(Dataset rows for apps and sites)
——
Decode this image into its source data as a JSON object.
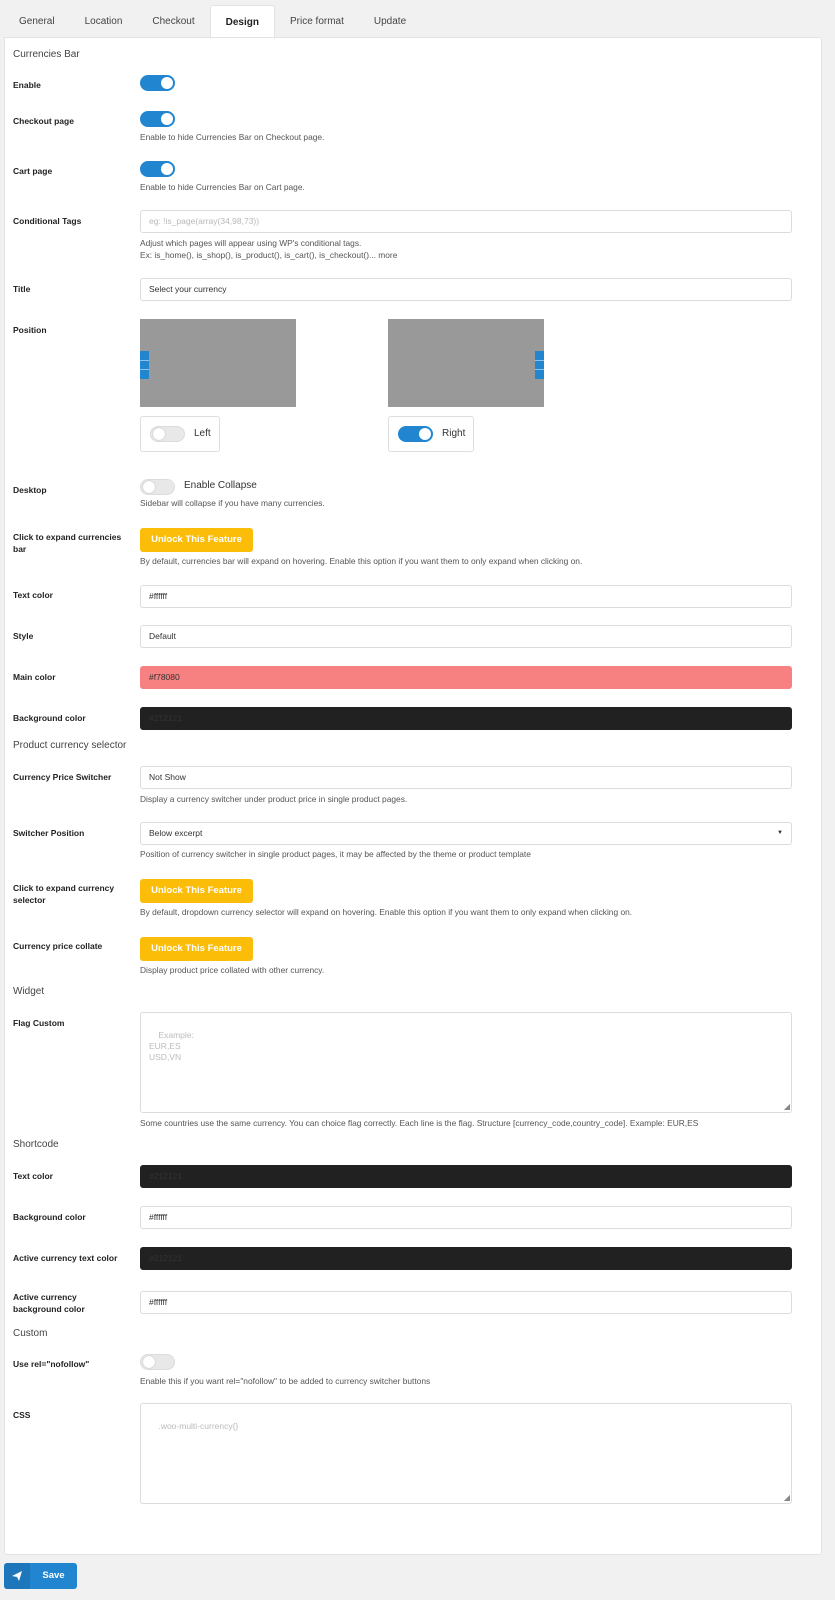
{
  "tabs": [
    "General",
    "Location",
    "Checkout",
    "Design",
    "Price format",
    "Update"
  ],
  "currencies_bar": {
    "heading": "Currencies Bar",
    "enable_label": "Enable",
    "checkout_label": "Checkout page",
    "checkout_desc": "Enable to hide Currencies Bar on Checkout page.",
    "cart_label": "Cart page",
    "cart_desc": "Enable to hide Currencies Bar on Cart page.",
    "conditional_label": "Conditional Tags",
    "conditional_placeholder": "eg: !is_page(array(34,98,73))",
    "conditional_desc1": "Adjust which pages will appear using WP's conditional tags.",
    "conditional_desc2": "Ex: is_home(), is_shop(), is_product(), is_cart(), is_checkout()... more",
    "title_label": "Title",
    "title_value": "Select your currency",
    "position_label": "Position",
    "position_left": "Left",
    "position_right": "Right",
    "desktop_label": "Desktop",
    "collapse_label": "Enable Collapse",
    "collapse_desc": "Sidebar will collapse if you have many currencies.",
    "click_expand_label": "Click to expand currencies bar",
    "unlock_label": "Unlock This Feature",
    "click_expand_desc": "By default, currencies bar will expand on hovering. Enable this option if you want them to only expand when clicking on.",
    "text_color_label": "Text color",
    "text_color_value": "#ffffff",
    "style_label": "Style",
    "style_value": "Default",
    "main_color_label": "Main color",
    "main_color_value": "#f78080",
    "bg_color_label": "Background color",
    "bg_color_value": "#212121"
  },
  "product_selector": {
    "heading": "Product currency selector",
    "price_switcher_label": "Currency Price Switcher",
    "price_switcher_value": "Not Show",
    "price_switcher_desc": "Display a currency switcher under product price in single product pages.",
    "switcher_position_label": "Switcher Position",
    "switcher_position_value": "Below excerpt",
    "switcher_position_desc": "Position of currency switcher in single product pages, it may be affected by the theme or product template",
    "click_expand_label": "Click to expand currency selector",
    "unlock_label": "Unlock This Feature",
    "click_expand_desc": "By default, dropdown currency selector will expand on hovering. Enable this option if you want them to only expand when clicking on.",
    "collate_label": "Currency price collate",
    "unlock_label2": "Unlock This Feature",
    "collate_desc": "Display product price collated with other currency."
  },
  "widget": {
    "heading": "Widget",
    "flag_label": "Flag Custom",
    "flag_placeholder": "Example:\nEUR,ES\nUSD,VN",
    "flag_desc": "Some countries use the same currency. You can choice flag correctly. Each line is the flag. Structure [currency_code,country_code]. Example: EUR,ES"
  },
  "shortcode": {
    "heading": "Shortcode",
    "text_color_label": "Text color",
    "text_color_value": "#212121",
    "bg_color_label": "Background color",
    "bg_color_value": "#ffffff",
    "active_text_label": "Active currency text color",
    "active_text_value": "#212121",
    "active_bg_label": "Active currency background color",
    "active_bg_value": "#ffffff"
  },
  "custom": {
    "heading": "Custom",
    "nofollow_label": "Use rel=\"nofollow\"",
    "nofollow_desc": "Enable this if you want rel=\"nofollow\" to be added to currency switcher buttons",
    "css_label": "CSS",
    "css_placeholder": ".woo-multi-currency{}"
  },
  "save_label": "Save",
  "colors": {
    "accent": "#2185d0",
    "unlock": "#fbbd08",
    "main": "#f78080",
    "dark": "#212121"
  }
}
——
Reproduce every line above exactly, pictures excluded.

### Task output
Decode this image into its source data as a JSON object.
{
  "tabs": [
    "General",
    "Location",
    "Checkout",
    "Design",
    "Price format",
    "Update"
  ],
  "currencies_bar": {
    "heading": "Currencies Bar",
    "enable_label": "Enable",
    "checkout_label": "Checkout page",
    "checkout_desc": "Enable to hide Currencies Bar on Checkout page.",
    "cart_label": "Cart page",
    "cart_desc": "Enable to hide Currencies Bar on Cart page.",
    "conditional_label": "Conditional Tags",
    "conditional_placeholder": "eg: !is_page(array(34,98,73))",
    "conditional_desc1": "Adjust which pages will appear using WP's conditional tags.",
    "conditional_desc2": "Ex: is_home(), is_shop(), is_product(), is_cart(), is_checkout()... more",
    "title_label": "Title",
    "title_value": "Select your currency",
    "position_label": "Position",
    "position_left": "Left",
    "position_right": "Right",
    "desktop_label": "Desktop",
    "collapse_label": "Enable Collapse",
    "collapse_desc": "Sidebar will collapse if you have many currencies.",
    "click_expand_label": "Click to expand currencies bar",
    "unlock_label": "Unlock This Feature",
    "click_expand_desc": "By default, currencies bar will expand on hovering. Enable this option if you want them to only expand when clicking on.",
    "text_color_label": "Text color",
    "text_color_value": "#ffffff",
    "style_label": "Style",
    "style_value": "Default",
    "main_color_label": "Main color",
    "main_color_value": "#f78080",
    "bg_color_label": "Background color",
    "bg_color_value": "#212121"
  },
  "product_selector": {
    "heading": "Product currency selector",
    "price_switcher_label": "Currency Price Switcher",
    "price_switcher_value": "Not Show",
    "price_switcher_desc": "Display a currency switcher under product price in single product pages.",
    "switcher_position_label": "Switcher Position",
    "switcher_position_value": "Below excerpt",
    "switcher_position_desc": "Position of currency switcher in single product pages, it may be affected by the theme or product template",
    "click_expand_label": "Click to expand currency selector",
    "unlock_label": "Unlock This Feature",
    "click_expand_desc": "By default, dropdown currency selector will expand on hovering. Enable this option if you want them to only expand when clicking on.",
    "collate_label": "Currency price collate",
    "unlock_label2": "Unlock This Feature",
    "collate_desc": "Display product price collated with other currency."
  },
  "widget": {
    "heading": "Widget",
    "flag_label": "Flag Custom",
    "flag_placeholder": "Example:\nEUR,ES\nUSD,VN",
    "flag_desc": "Some countries use the same currency. You can choice flag correctly. Each line is the flag. Structure [currency_code,country_code]. Example: EUR,ES"
  },
  "shortcode": {
    "heading": "Shortcode",
    "text_color_label": "Text color",
    "text_color_value": "#212121",
    "bg_color_label": "Background color",
    "bg_color_value": "#ffffff",
    "active_text_label": "Active currency text color",
    "active_text_value": "#212121",
    "active_bg_label": "Active currency background color",
    "active_bg_value": "#ffffff"
  },
  "custom": {
    "heading": "Custom",
    "nofollow_label": "Use rel=\"nofollow\"",
    "nofollow_desc": "Enable this if you want rel=\"nofollow\" to be added to currency switcher buttons",
    "css_label": "CSS",
    "css_placeholder": ".woo-multi-currency{}"
  },
  "save_label": "Save",
  "colors": {
    "accent": "#2185d0",
    "unlock": "#fbbd08",
    "main": "#f78080",
    "dark": "#212121"
  }
}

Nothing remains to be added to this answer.